Bank access on the screen of your phone
Financial technology companies such as Revolut are using smartphones to »steal« clients from banks, turning them into subscribers.
Innovative companies are changing the face of the finance industry. It is no longer necessary to go to the bank to access most financial services; all you need to do is have the right smartphone application. One of these is developed by Revolut. The use of the application with the same name is completely free, and the recent introduction of premium accounts allowed this three-year-old startup, founded by Vlad Yatsenko and Nikolay Storonsky, to seek new business opportunities offered by the subscription economy.
The basic idea behind Revolut is simple – cheaper, faster, and more comfortable financial services. Revolut was, and at its core still is, an issuer of a pre-paid MasterCard debit card, which offers users the option of free withdrawals from cash machines worldwide (up to 200 euros a month), sending money to friends, and payments in various currencies at extremely favourable exchange rates up to a value of 6000 euros per month. By introducing premium accounts, they now offer much more.
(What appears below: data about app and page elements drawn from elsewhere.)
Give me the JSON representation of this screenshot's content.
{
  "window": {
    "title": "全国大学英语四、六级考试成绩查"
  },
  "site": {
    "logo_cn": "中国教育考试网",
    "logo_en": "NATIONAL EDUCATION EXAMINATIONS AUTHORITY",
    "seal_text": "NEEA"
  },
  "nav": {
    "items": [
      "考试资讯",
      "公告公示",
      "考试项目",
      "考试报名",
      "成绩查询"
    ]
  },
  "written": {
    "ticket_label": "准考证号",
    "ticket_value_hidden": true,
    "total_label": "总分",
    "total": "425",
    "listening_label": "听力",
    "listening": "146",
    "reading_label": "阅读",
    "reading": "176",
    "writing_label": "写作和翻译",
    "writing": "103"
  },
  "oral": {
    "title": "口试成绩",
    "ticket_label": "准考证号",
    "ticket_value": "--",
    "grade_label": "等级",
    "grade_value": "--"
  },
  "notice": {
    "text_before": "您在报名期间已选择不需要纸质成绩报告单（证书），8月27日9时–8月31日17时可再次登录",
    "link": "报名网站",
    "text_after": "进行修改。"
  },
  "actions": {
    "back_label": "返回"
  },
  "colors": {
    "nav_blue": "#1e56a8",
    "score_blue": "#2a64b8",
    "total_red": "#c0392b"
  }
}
Revolut has around two million users, and processes around 1.8 billion dollars’ worth of transactions each month.
For 7.99 euros a month or 82 euros a year, users can access a plethora of new possibilities as part of their life per month. The most basic ones are free cash machine withdrawals of up to 400 euros per month, and an unlimited number and amount of payments in practically any global currency at exchange rates usually applicable to interbank transfers.
The advantages of this will be obvious to anyone who has ever gawked at their bank statement following a trip abroad, or got caught (for example in Croatia) in the nasty games banks play when they want to force those who use their cash machines to accept their incredibly unfavourable exchange rates.
Additionally, the monthly fee that holders of Revolut’s premium account pay includes global health insurance with protection of up to 15 million pounds, compensation for lost or delayed luggage, and even insurance of the phone on which the app is installed – since one in three smartphone owners supposedly cracks the screen in the first year of owning it.
For customers who travel a lot and perform several bank payments each month, Revolut’s premium account is certainly the right choice. We can’t ignore the fact that bank clients are also subscribers of a sort; they pay the bank a fixed amount which usually only covers account maintenance and possibly a credit card, while each payment or transaction – God forbid it be in a foreign currency – costs an additional fee.
Recently, Revolut introduced an additional Metal account, which offers subscribers all the benefits of the premium account and more, for 13.99 euros per month. In addition to a fashionable Metal card and higher limits, Revolut also offers cashback on their card amounting to 0.1 percent of their purchase. For a user spending 10,000 euros in transactions with Revolut’s Metal card, that would mean 10 euros in credit.
Investors trust Revolut’s business model, which is proven by the fact that in the spring of 2018, the company raised an impressive 250 million dollars in their first funding round.
Revolut was founded in 2015. Today, it processes around 1.8 billion dollars’ worth of transactions each month. The fact that it is now used by over two million users is even more impressive – that is almost three times as many clients as there are in the largest Slovenian bank, NLB. Over a quarter of subscribers use Revolut’s services every day.
Getting new clients is a key objective for most subscription economy companies, something Revolut is achieving with a quality service that strengthened customer relationships and opened the door to expanding their range of products and services. Premium accounts brought in new revenues and among the British online banks, they were the only ones who were on track and operating profitably at the beginning of 2018. But they have no plans to stop there; they’re already considering expanding their business and introducing new services for their subscribers.
That is why in the spring of 2018, Revolut put itself on the market, raising 250 million dollars in their first funding round, giving the company a market value of 1.7 billion dollars. If it is successful in obtaining the banking licence it applied for in April, it will become serious competition for traditional banks. With that, its market value is projected to only increase, as is the range of services it will be able to offer its subscribers.